- [Problem description]: If a line in the listing contains "双排FPP", copy it out whole.

- [Supplied data]:

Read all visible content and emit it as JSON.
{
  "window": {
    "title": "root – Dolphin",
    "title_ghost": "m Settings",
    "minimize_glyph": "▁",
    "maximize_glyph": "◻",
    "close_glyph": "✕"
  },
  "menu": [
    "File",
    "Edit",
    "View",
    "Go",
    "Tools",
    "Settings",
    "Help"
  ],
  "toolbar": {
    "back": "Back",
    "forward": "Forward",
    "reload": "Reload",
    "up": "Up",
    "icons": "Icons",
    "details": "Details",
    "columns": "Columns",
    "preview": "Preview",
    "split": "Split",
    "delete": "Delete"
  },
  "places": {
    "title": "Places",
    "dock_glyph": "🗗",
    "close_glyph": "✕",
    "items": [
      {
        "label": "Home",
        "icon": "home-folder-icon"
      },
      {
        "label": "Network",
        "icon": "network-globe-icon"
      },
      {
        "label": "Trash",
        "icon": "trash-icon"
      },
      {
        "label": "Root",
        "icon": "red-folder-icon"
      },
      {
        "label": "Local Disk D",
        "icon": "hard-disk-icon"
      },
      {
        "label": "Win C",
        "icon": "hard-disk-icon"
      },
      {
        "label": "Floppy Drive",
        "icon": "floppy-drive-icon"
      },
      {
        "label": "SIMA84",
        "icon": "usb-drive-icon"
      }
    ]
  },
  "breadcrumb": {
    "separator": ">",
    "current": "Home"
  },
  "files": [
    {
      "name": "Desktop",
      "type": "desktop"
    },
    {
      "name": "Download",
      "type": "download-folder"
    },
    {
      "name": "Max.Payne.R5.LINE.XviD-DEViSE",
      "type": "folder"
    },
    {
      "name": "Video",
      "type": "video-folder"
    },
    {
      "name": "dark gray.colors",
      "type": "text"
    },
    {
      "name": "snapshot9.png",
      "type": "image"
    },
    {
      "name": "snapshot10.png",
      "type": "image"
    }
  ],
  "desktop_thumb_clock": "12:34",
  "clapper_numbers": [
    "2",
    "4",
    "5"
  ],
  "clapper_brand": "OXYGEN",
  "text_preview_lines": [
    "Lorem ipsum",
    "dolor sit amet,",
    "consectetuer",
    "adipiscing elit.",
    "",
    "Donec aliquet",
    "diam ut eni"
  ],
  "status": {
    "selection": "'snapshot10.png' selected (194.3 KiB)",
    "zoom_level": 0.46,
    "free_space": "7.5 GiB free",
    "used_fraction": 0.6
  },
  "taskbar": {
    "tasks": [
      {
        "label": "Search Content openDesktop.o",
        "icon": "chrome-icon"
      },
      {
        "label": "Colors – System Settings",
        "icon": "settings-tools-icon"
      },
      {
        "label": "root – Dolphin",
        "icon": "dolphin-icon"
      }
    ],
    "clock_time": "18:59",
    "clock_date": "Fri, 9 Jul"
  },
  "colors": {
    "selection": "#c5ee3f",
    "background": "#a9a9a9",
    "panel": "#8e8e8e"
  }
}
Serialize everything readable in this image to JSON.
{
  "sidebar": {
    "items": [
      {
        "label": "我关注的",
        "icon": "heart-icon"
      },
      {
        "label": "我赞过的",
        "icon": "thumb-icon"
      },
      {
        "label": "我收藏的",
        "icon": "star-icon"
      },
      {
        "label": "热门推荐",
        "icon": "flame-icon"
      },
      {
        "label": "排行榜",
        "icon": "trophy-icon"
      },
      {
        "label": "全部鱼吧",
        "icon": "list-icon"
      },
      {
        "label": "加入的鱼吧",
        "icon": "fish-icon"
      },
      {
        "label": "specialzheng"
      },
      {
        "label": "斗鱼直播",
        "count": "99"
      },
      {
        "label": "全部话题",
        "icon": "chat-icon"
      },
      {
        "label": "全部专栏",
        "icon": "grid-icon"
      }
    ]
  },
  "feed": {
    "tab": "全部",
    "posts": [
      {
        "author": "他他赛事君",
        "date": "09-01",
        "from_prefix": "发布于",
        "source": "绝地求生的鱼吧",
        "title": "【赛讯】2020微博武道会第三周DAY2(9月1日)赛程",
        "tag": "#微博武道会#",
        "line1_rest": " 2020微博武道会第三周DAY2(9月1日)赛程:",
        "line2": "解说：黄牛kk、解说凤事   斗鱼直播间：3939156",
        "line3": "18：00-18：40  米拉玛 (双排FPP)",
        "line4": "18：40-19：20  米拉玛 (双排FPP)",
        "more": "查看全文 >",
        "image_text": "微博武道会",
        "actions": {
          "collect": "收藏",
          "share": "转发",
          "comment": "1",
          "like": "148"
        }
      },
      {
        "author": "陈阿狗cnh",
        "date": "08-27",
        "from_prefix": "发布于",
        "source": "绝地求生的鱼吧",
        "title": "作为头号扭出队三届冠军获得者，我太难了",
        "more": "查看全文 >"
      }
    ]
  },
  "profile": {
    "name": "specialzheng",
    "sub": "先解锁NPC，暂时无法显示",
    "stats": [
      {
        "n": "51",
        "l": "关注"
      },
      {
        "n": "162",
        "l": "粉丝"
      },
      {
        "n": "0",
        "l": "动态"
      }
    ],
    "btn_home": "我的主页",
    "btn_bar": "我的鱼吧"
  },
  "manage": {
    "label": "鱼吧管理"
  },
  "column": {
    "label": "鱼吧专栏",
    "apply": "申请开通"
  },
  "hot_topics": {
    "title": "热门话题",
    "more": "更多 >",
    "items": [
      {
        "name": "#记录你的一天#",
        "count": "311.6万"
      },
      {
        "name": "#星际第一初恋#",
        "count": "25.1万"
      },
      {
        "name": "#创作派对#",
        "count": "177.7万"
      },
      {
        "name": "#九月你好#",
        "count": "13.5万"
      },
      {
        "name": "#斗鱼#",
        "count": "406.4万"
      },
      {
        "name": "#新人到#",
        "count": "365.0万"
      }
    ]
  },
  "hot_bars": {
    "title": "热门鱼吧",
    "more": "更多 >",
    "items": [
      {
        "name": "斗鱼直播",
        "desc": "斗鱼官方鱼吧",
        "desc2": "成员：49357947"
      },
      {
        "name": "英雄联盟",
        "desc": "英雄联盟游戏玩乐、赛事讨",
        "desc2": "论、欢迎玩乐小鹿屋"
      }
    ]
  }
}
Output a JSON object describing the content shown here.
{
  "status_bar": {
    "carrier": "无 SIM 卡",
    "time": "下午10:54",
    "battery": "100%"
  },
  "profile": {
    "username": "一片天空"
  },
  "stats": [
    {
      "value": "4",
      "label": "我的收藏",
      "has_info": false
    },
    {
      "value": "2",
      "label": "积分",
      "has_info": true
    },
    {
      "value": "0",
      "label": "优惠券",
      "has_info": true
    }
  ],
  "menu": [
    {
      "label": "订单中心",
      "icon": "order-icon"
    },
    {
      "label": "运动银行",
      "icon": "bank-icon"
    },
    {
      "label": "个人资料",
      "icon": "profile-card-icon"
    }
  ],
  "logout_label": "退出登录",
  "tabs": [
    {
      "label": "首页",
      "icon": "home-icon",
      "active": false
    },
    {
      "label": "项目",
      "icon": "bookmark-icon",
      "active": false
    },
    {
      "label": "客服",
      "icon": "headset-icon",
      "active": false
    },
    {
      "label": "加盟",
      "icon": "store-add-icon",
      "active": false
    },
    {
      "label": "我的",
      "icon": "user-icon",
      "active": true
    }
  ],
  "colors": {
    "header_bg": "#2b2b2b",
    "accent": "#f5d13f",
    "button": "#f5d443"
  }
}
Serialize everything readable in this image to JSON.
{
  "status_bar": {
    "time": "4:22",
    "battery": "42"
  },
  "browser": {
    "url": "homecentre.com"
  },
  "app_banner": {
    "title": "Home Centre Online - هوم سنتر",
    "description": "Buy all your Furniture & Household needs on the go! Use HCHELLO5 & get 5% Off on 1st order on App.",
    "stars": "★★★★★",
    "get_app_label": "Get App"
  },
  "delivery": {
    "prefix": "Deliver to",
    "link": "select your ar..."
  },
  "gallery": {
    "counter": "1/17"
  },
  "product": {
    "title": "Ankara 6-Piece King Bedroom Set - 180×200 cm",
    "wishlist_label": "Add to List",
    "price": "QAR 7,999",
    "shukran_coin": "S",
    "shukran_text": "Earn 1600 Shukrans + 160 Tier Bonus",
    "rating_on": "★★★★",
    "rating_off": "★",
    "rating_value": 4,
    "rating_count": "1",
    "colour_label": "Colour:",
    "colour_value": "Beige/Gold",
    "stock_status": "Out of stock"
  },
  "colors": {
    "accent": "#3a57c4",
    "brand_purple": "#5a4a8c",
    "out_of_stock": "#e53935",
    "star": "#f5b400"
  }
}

- [Exercise response]:
        "line3": "18：00-18：40  米拉玛 (双排FPP)",
        "line4": "18：40-19：20  米拉玛 (双排FPP)",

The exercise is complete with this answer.